** Problem to solve **
In the data below, which lines contain "pixel"? List them by copying each one.

┌─ Data under study

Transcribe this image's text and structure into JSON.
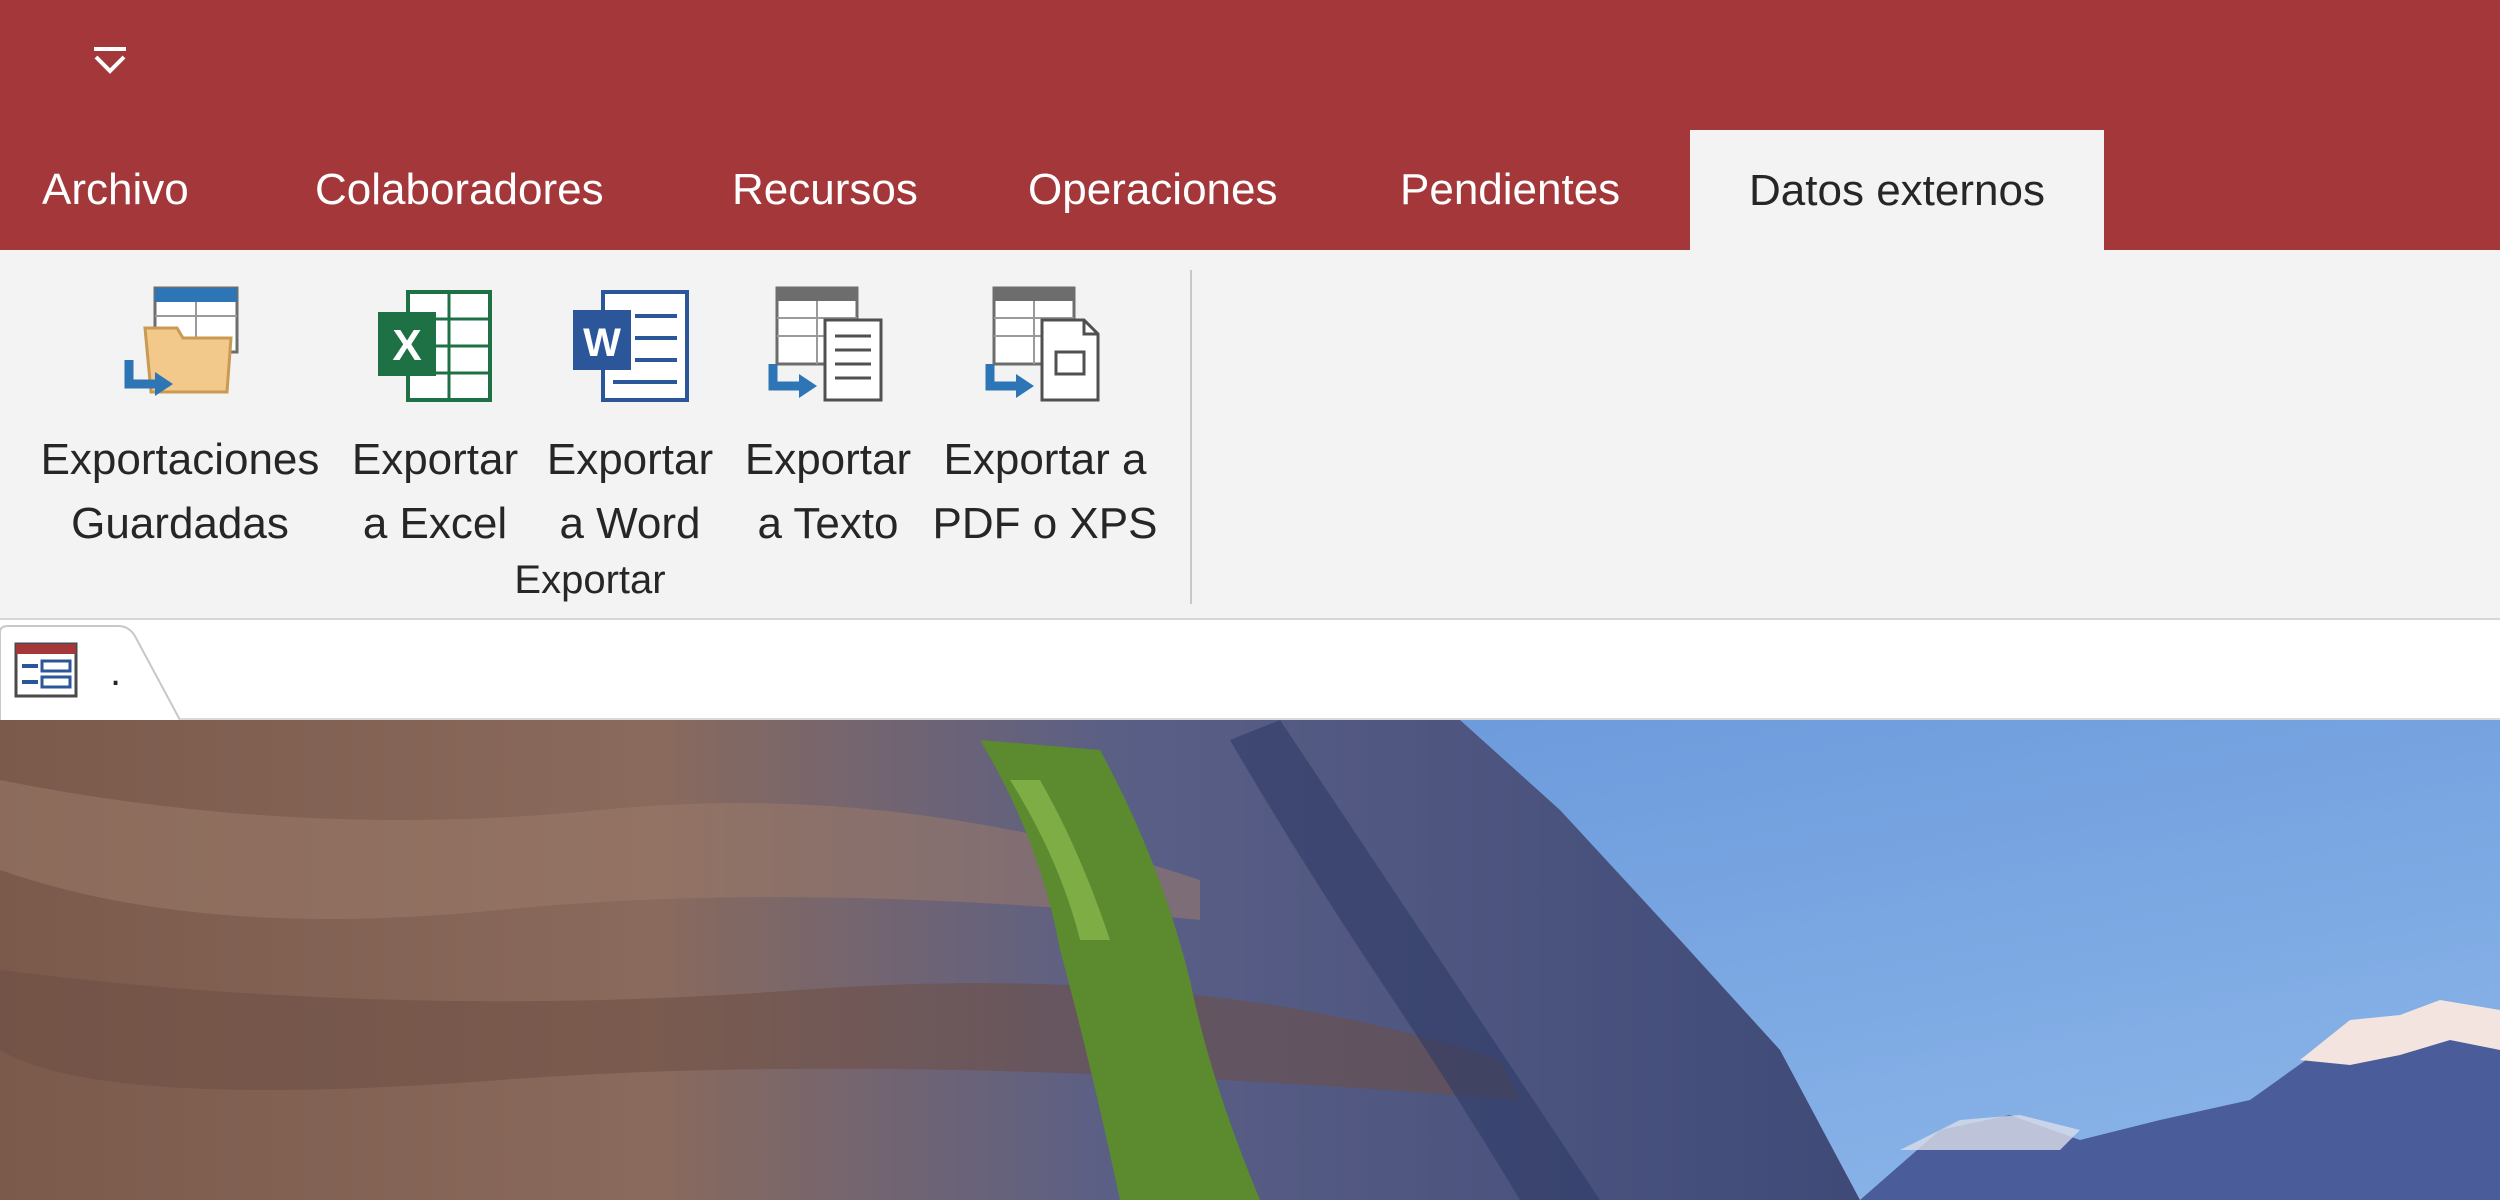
{
  "qat": {
    "icon": "customize-quick-access-icon"
  },
  "tabs": [
    {
      "label": "Archivo"
    },
    {
      "label": "Colaboradores"
    },
    {
      "label": "Recursos"
    },
    {
      "label": "Operaciones"
    },
    {
      "label": "Pendientes"
    },
    {
      "label": "Datos externos",
      "active": true
    }
  ],
  "ribbon": {
    "group_label": "Exportar",
    "buttons": [
      {
        "line1": "Exportaciones",
        "line2": "Guardadas",
        "icon": "saved-exports-icon"
      },
      {
        "line1": "Exportar",
        "line2": "a Excel",
        "icon": "excel-icon"
      },
      {
        "line1": "Exportar",
        "line2": "a Word",
        "icon": "word-icon"
      },
      {
        "line1": "Exportar",
        "line2": "a Texto",
        "icon": "text-file-icon"
      },
      {
        "line1": "Exportar a",
        "line2": "PDF o XPS",
        "icon": "pdf-xps-icon"
      }
    ]
  },
  "document_tab": {
    "label": ".",
    "icon": "form-icon"
  },
  "colors": {
    "accent": "#a4373a",
    "ribbon_bg": "#f3f3f3",
    "excel": "#1e7145",
    "word": "#2b579a",
    "export_arrow": "#2e75b6"
  }
}
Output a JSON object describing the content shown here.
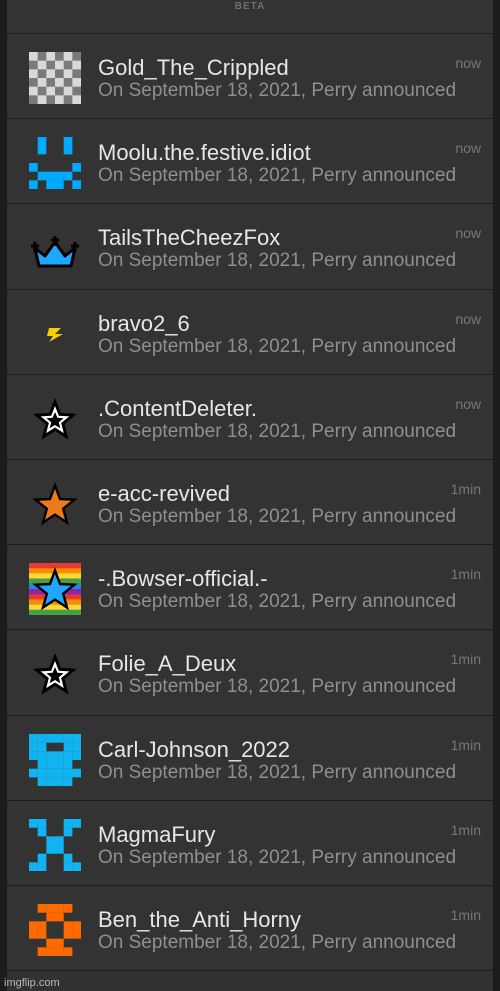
{
  "header": {
    "label": "BETA"
  },
  "items": [
    {
      "name": "Gold_The_Crippled",
      "subtitle": "On September 18, 2021, Perry announced",
      "time": "now",
      "icon": "checkerboard-icon",
      "color": "#d9d9d9"
    },
    {
      "name": "Moolu.the.festive.idiot",
      "subtitle": "On September 18, 2021, Perry announced",
      "time": "now",
      "icon": "pixel-face-icon",
      "color": "#00aaff"
    },
    {
      "name": "TailsTheCheezFox",
      "subtitle": "On September 18, 2021, Perry announced",
      "time": "now",
      "icon": "crown-icon",
      "color": "#1ea7ff"
    },
    {
      "name": "bravo2_6",
      "subtitle": "On September 18, 2021, Perry announced",
      "time": "now",
      "icon": "lightning-icon",
      "color": "#f5d000"
    },
    {
      "name": ".ContentDeleter.",
      "subtitle": "On September 18, 2021, Perry announced",
      "time": "now",
      "icon": "star-outline-icon",
      "color": "#ffffff"
    },
    {
      "name": "e-acc-revived",
      "subtitle": "On September 18, 2021, Perry announced",
      "time": "1min",
      "icon": "star-orange-icon",
      "color": "#f07a1a"
    },
    {
      "name": "-.Bowser-official.-",
      "subtitle": "On September 18, 2021, Perry announced",
      "time": "1min",
      "icon": "rainbow-star-icon",
      "color": "#1ea7ff"
    },
    {
      "name": "Folie_A_Deux",
      "subtitle": "On September 18, 2021, Perry announced",
      "time": "1min",
      "icon": "star-outline-icon",
      "color": "#ffffff"
    },
    {
      "name": "Carl-Johnson_2022",
      "subtitle": "On September 18, 2021, Perry announced",
      "time": "1min",
      "icon": "pixel-invader-icon",
      "color": "#11b4f0"
    },
    {
      "name": "MagmaFury",
      "subtitle": "On September 18, 2021, Perry announced",
      "time": "1min",
      "icon": "pixel-x-icon",
      "color": "#11b4f0"
    },
    {
      "name": "Ben_the_Anti_Horny",
      "subtitle": "On September 18, 2021, Perry announced",
      "time": "1min",
      "icon": "pixel-cross-icon",
      "color": "#ff6a00"
    }
  ],
  "watermark": "imgflip.com"
}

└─

** Worked solution **
      "icon": "pixel-face-icon",
      "icon": "pixel-invader-icon",
      "icon": "pixel-x-icon",
      "icon": "pixel-cross-icon",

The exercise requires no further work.